**Task objective**
A picture-free, exact copy of all the records below is the goal.

Website and app data records
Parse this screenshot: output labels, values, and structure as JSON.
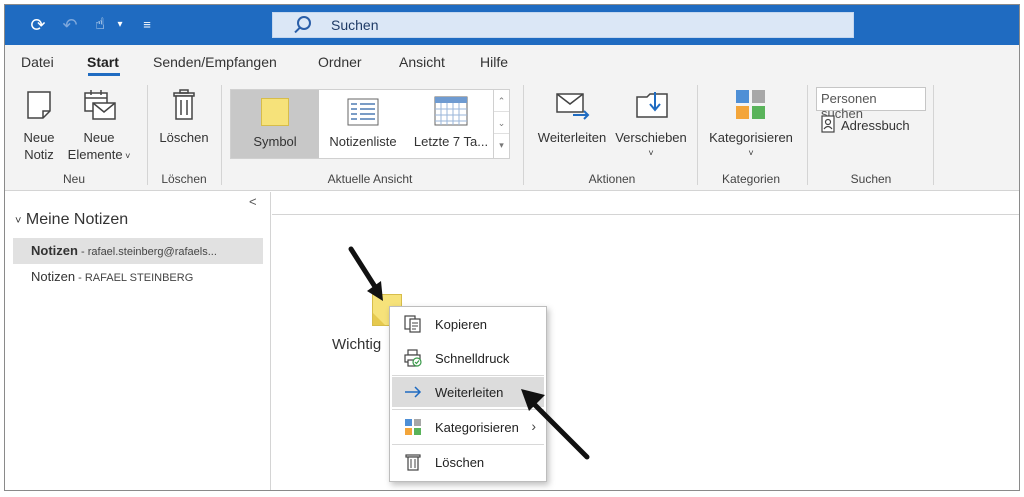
{
  "titlebar": {
    "search_placeholder": "Suchen",
    "icons": [
      "sync-icon",
      "undo-icon",
      "touch-mode-icon",
      "dropdown-icon",
      "customize-icon"
    ]
  },
  "tabs": [
    "Datei",
    "Start",
    "Senden/Empfangen",
    "Ordner",
    "Ansicht",
    "Hilfe"
  ],
  "active_tab": "Start",
  "ribbon": {
    "neu": {
      "new_note_l1": "Neue",
      "new_note_l2": "Notiz",
      "new_items_l1": "Neue",
      "new_items_l2": "Elemente",
      "group": "Neu"
    },
    "loeschen": {
      "delete": "Löschen",
      "group": "Löschen"
    },
    "ansicht": {
      "items": [
        "Symbol",
        "Notizenliste",
        "Letzte 7 Ta..."
      ],
      "group": "Aktuelle Ansicht"
    },
    "aktionen": {
      "forward": "Weiterleiten",
      "move": "Verschieben",
      "group": "Aktionen"
    },
    "kategorien": {
      "categorize": "Kategorisieren",
      "group": "Kategorien"
    },
    "suchen": {
      "people_search": "Personen suchen",
      "address_book": "Adressbuch",
      "group": "Suchen"
    }
  },
  "leftpane": {
    "collapse": "<",
    "header": "Meine Notizen",
    "folders": [
      {
        "name": "Notizen",
        "account": " - rafael.steinberg@rafaels...",
        "selected": true
      },
      {
        "name": "Notizen",
        "account": " - RAFAEL STEINBERG",
        "selected": false
      }
    ]
  },
  "content": {
    "note_label": "Wichtig"
  },
  "context_menu": {
    "items": [
      {
        "label": "Kopieren",
        "icon": "copy-icon"
      },
      {
        "label": "Schnelldruck",
        "icon": "quick-print-icon"
      },
      {
        "label": "Weiterleiten",
        "icon": "forward-arrow-icon",
        "highlighted": true
      },
      {
        "label": "Kategorisieren",
        "icon": "categorize-icon",
        "submenu": true
      },
      {
        "label": "Löschen",
        "icon": "trash-icon"
      }
    ]
  },
  "colors": {
    "titlebar": "#1f6bc1",
    "ribbon_bg": "#f3f3f3",
    "note_yellow": "#f6e27a",
    "highlight": "#dcdcdc"
  }
}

**Output below**
Parse this screenshot: output labels, values, and structure as JSON.
{
  "titlebar": {
    "search_placeholder": "Suchen",
    "icons": [
      "sync-icon",
      "undo-icon",
      "touch-mode-icon",
      "dropdown-icon",
      "customize-icon"
    ]
  },
  "tabs": [
    "Datei",
    "Start",
    "Senden/Empfangen",
    "Ordner",
    "Ansicht",
    "Hilfe"
  ],
  "active_tab": "Start",
  "ribbon": {
    "neu": {
      "new_note_l1": "Neue",
      "new_note_l2": "Notiz",
      "new_items_l1": "Neue",
      "new_items_l2": "Elemente",
      "group": "Neu"
    },
    "loeschen": {
      "delete": "Löschen",
      "group": "Löschen"
    },
    "ansicht": {
      "items": [
        "Symbol",
        "Notizenliste",
        "Letzte 7 Ta..."
      ],
      "group": "Aktuelle Ansicht"
    },
    "aktionen": {
      "forward": "Weiterleiten",
      "move": "Verschieben",
      "group": "Aktionen"
    },
    "kategorien": {
      "categorize": "Kategorisieren",
      "group": "Kategorien"
    },
    "suchen": {
      "people_search": "Personen suchen",
      "address_book": "Adressbuch",
      "group": "Suchen"
    }
  },
  "leftpane": {
    "collapse": "<",
    "header": "Meine Notizen",
    "folders": [
      {
        "name": "Notizen",
        "account": " - rafael.steinberg@rafaels...",
        "selected": true
      },
      {
        "name": "Notizen",
        "account": " - RAFAEL STEINBERG",
        "selected": false
      }
    ]
  },
  "content": {
    "note_label": "Wichtig"
  },
  "context_menu": {
    "items": [
      {
        "label": "Kopieren",
        "icon": "copy-icon"
      },
      {
        "label": "Schnelldruck",
        "icon": "quick-print-icon"
      },
      {
        "label": "Weiterleiten",
        "icon": "forward-arrow-icon",
        "highlighted": true
      },
      {
        "label": "Kategorisieren",
        "icon": "categorize-icon",
        "submenu": true
      },
      {
        "label": "Löschen",
        "icon": "trash-icon"
      }
    ]
  },
  "colors": {
    "titlebar": "#1f6bc1",
    "ribbon_bg": "#f3f3f3",
    "note_yellow": "#f6e27a",
    "highlight": "#dcdcdc"
  }
}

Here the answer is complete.